(ăk′lə-māt′, ə-klī′mĭt)
tr. & intr.v. accli·mated, accli·mating, accli·mates
To accustom or become accustomed to a new environment or situation; adapt.

acclimation

(ak?li-ma'shon) [Fr. acclimater, acclimate]
The act of becoming adapted and adjusted to a new or unfamiliar environment.
Synonym: acclimatizationacclimate (ak'li-mat?)
References in periodicals archive ?
The oxygen consumption routine rate increased significantly (P [less than or equal to] 0.05); y = -419.79 + 26.13 x AT; [r.sup.2] = 0.95) and was directly proportionate to acclimation from 20 to 32[degrees]C.
An independent response occurs when the preferred temperature it does not change with acclimation temperature.
tenellum, the acclimation response ratio was determined as an index of the thermal acclimation magnitude, which for M.
It found that if the acclimation temperature increases, oxygen consumption of M.
Heat-shock protein expression in Mytilus californianus: acclimatization (seasonal and tidal-height comparisons) and acclimation effects.
Thermal acclimation and stress in the American lobster, Homarus americanus: equivalent temperature shifts elicit unique gene expression patterns for molecular chaperones and polyubiquitin.
Acclimation capacity underlies susceptibility to climate change.
A comparative analysis of the upper thermal tolerance limits of eastern Pacific Porcelain crabs, genus Petrolisthes: influences of latitude, vertical zonation, acclimation, and phylogeny.
Pons, "High thermal acclimation of both photosynthesis and respiration in two lowland Plantago species in contrast to an alpine congeneric," Global Change Biology, vol.
Korner, "Temperature adaptation and acclimation potential of leaf dark respiration in two species of ranunculus in warm and cold habitats," Arctic and Alpine Research, vol.
Korner, "Acclimation of leaf dark respiration to temperature in alpine and lowland plant species," Annals of Botany, vol.

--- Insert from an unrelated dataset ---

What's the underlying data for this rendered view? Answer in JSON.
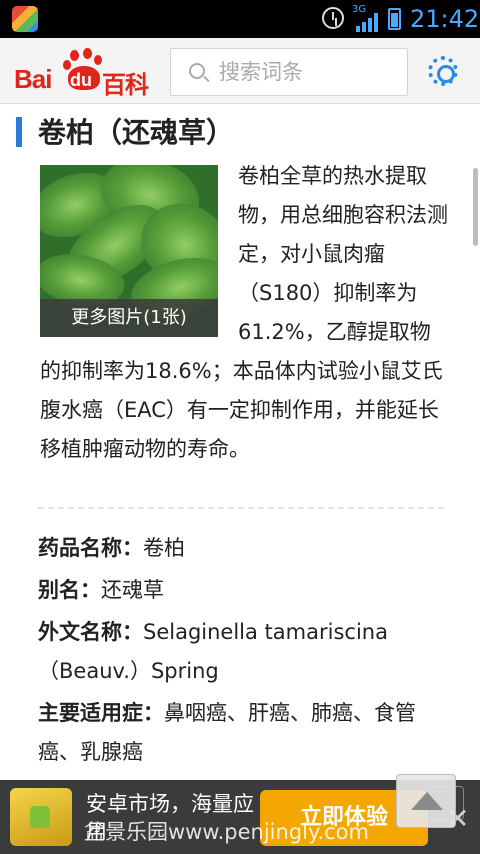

Reich, "Acclimation of respiration to temperature and C[O.sub.2] in seedlings of boreal tree species in relation to plant size and relative growth rate," Global Change Biology, vol.